1. The Big Picture/The Problem

Rising Ocean Levels

Ocean levels are beginning to rise more and more.
Most scientists agree that global warming is the greatest threat. Mount Kilimanjaro's ice cap is melting, and coral reefs are being lost as oceans become warmer. These are clearly the effects of global warming. Scientists fear that global warming is going to cause sea levels to rise a great deal. Thermal expansion has already risen the oceans 5-8 inches. But copared to, for example, Greenlands huge ice sheet melting that small rise is nothing.


Sea Level
Sea Level


http://en.wikipedia.org/wiki/File:Recent_Sea_Level_Rise.png
This shows the sea level rises from 1880 to 2000. Sea level has been steadily rising throughout the years.

2. Location

This problem is occuring everywhere around the world. Slowly but surely all of the oceans are rising up and (as shown in the map above) will soon begin to engulf areas of land.
In the future this will be a great problem for everyone around the world. Whole cities may be drowned under the water. The United States is the second most in danger of this problem. The whole state of Florida will be under water along with half of the East Coast and southern Texas, down to North Eastern Mexico.
external image Global_Warming_map_100m.jpg

http://vrstudio.buffalo.edu/~depape/warming/100meter.html
This map shows what the world would be like if the worlds icey areas were to melt. White or blue areas show where water would be. It shows where land would be underwater if there was a 20 ft. rise in ocean level. Sea levels would rise so much that almost all of the Eastern U.S. would be submerged in water, and all of Florida would be drowned.

3. Impact
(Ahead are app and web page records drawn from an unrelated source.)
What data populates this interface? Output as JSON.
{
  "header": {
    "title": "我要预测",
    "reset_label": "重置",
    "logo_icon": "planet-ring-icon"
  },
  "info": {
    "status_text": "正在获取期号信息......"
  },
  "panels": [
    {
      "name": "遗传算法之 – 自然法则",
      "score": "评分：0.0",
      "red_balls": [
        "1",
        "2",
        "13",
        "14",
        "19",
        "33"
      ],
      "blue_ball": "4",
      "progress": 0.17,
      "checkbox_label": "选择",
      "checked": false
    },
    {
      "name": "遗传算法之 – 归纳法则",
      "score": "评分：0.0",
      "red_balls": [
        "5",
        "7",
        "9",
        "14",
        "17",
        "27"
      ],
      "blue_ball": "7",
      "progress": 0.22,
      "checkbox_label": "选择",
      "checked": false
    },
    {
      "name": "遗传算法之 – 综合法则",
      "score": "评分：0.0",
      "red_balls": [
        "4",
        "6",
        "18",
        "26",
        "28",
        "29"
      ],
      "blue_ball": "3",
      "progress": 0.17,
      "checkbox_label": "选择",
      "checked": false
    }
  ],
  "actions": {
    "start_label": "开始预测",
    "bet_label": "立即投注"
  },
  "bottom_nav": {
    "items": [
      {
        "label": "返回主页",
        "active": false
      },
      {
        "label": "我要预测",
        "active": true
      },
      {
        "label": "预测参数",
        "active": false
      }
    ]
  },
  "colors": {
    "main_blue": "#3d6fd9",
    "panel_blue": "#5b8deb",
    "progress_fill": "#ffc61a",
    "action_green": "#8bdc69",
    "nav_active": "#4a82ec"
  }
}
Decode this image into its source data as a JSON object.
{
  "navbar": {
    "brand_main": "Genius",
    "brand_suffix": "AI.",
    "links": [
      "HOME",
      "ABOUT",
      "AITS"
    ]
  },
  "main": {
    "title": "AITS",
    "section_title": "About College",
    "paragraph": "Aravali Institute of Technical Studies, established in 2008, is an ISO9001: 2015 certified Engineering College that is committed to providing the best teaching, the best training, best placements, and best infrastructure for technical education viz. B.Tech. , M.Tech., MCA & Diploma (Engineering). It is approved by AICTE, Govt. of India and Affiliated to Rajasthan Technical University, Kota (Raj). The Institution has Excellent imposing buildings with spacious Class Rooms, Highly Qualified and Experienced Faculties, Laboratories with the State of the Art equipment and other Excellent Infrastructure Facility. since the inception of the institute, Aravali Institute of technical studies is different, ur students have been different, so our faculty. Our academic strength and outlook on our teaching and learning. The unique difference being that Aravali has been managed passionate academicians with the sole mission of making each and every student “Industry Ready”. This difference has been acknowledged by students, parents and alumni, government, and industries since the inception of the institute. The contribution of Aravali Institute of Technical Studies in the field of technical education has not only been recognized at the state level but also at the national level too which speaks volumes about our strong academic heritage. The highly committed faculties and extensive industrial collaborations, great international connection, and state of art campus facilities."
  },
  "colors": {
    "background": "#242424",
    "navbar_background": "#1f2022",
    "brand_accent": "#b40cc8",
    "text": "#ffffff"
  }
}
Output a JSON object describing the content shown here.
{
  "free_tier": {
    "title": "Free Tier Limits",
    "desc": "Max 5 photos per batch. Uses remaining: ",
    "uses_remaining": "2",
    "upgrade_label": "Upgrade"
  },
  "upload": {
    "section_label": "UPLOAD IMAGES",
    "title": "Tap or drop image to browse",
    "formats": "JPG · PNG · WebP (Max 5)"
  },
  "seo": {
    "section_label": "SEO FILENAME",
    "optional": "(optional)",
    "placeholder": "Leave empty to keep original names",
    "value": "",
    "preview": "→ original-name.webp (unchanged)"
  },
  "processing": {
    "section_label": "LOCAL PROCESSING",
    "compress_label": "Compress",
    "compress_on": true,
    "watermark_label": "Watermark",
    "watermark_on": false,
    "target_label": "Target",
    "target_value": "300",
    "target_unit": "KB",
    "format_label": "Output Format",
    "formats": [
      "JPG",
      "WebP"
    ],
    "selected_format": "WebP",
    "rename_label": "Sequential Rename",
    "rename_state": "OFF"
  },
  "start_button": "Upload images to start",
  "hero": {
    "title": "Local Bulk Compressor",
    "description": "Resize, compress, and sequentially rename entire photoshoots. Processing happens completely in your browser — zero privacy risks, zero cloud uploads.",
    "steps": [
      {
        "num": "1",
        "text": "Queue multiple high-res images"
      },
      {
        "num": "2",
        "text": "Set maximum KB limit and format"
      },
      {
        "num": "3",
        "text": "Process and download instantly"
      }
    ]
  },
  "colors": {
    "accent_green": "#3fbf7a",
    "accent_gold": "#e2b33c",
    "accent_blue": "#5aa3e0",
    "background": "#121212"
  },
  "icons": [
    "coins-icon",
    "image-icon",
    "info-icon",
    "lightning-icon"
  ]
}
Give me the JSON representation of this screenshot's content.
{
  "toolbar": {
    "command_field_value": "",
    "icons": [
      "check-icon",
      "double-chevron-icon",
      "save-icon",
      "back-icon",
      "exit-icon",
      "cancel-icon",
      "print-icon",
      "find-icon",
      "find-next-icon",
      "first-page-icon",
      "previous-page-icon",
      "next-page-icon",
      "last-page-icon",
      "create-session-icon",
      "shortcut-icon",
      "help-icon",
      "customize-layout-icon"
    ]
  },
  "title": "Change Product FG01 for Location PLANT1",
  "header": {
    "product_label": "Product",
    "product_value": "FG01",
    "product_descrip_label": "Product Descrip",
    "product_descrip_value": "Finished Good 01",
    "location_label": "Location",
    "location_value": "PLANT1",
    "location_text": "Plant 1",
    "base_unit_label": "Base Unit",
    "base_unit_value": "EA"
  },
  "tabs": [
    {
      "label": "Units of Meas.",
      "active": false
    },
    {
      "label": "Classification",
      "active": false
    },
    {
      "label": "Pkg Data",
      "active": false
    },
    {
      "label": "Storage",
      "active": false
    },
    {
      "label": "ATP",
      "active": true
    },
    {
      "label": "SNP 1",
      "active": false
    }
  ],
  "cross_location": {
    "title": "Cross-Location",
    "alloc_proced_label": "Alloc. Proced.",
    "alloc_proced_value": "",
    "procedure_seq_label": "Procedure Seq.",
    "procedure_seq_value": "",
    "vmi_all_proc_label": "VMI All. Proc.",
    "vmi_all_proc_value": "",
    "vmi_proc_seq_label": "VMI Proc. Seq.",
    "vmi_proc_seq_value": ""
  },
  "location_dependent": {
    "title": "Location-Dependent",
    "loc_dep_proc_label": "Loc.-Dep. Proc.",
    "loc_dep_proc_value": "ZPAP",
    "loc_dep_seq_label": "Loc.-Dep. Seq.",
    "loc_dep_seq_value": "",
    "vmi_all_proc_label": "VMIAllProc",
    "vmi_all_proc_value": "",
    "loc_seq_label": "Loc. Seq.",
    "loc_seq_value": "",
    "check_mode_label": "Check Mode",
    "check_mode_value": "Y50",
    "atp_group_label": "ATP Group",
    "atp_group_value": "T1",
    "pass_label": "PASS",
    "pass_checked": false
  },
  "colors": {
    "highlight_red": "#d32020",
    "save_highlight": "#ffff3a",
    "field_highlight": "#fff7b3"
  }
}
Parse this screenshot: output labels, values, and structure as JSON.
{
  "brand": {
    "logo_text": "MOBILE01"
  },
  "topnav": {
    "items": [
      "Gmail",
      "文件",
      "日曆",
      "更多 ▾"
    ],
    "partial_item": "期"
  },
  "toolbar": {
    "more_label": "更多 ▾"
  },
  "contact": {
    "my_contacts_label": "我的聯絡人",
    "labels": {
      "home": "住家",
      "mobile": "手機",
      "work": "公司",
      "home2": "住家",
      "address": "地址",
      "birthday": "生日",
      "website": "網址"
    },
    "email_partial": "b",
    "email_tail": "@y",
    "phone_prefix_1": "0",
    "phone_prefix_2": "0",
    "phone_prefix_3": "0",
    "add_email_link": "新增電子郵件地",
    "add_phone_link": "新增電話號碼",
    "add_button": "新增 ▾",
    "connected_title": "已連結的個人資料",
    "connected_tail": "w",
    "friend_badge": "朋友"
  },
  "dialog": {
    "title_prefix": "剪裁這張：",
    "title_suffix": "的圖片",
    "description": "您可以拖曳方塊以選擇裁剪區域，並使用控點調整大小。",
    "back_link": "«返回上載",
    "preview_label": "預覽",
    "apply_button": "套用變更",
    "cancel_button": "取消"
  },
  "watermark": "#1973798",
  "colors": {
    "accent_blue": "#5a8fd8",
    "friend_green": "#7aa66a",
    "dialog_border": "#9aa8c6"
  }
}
Probably the most noticable result of the rising of the seas and oceans will be land loss. For the U.S. most of the East Coast will be entirely engulfed, and Florida would be gone. Storms and Floods could also be an effect of this rise in sea levels. As the sea rises, the outer boundary of wetlands will erode, and new wetlands will form as previously dry areas are flooded by higher water levels. The amount of new wetlands could be much smaller than the amount of lost area in wetlands. The IPCC says that by 2080, sea level rise could make as much as 33 percent of the whole worlds wetlands into open water.

4. Solutions

New research shows that saving the trees could slow climate change. Each Year, nearly 33 million acres of forest around the world is cut down, according to the Food and Agriculture organization of the United Nations. Tropical felling contributes 1.5 billion metric tons of carbon-- some 20 percent of all man-made green house has emissions-- to the atmosphere annually. If deforestation was cut in half, it would save around 500 million metric tons of carbon annually and contribute to 12 percent of the total reductions in Greenhouse Gas emmiosions required to avoid global warming.

5. Future Outlook

While today's balance between the icecaps and global sea level has been relatively steady since about 1000 B.C., it would be dumb to assume that this is the Earth's natural state and that it would always be this way. What could happen to climate naturally in the next few thousand years? If Earth continued to warm up and break away from ice age conditions, some of the remaining ice caps would melt. Or climate might swing into another ice age.(In fact, some of the environmentalists now worried about global warming were worried about another ice age in the 1960s and 1970s.)

external image usanoice.jpg
http://www.johnstonsarchive.net/environment/waterworld.html
Above is a view of the lower 48 states of the United States with a 66-meter-higher sea level.

References

Climate.org, CL.O. (n.d.). Oceans & sea level rise. Retrieved from http://www.climate.org/topics/sea-level/index.html

EPA, EPA. (n.d.). Coastal zones and sea level rise. Retrieved from http://www.epa.gov/climatechange/effects/coastal/index.html

Johnston, RJ. (2005, December 29). "what if all the ice melts?" myths and realities . Retrieved from http://www.johnstonsarchive.net/environment/waterworld.html

Wikipedia, Wiki. (n.d.). Current sea level rise. Retrieved from http://en.wikipedia.org/wiki/Current_sea_level_rise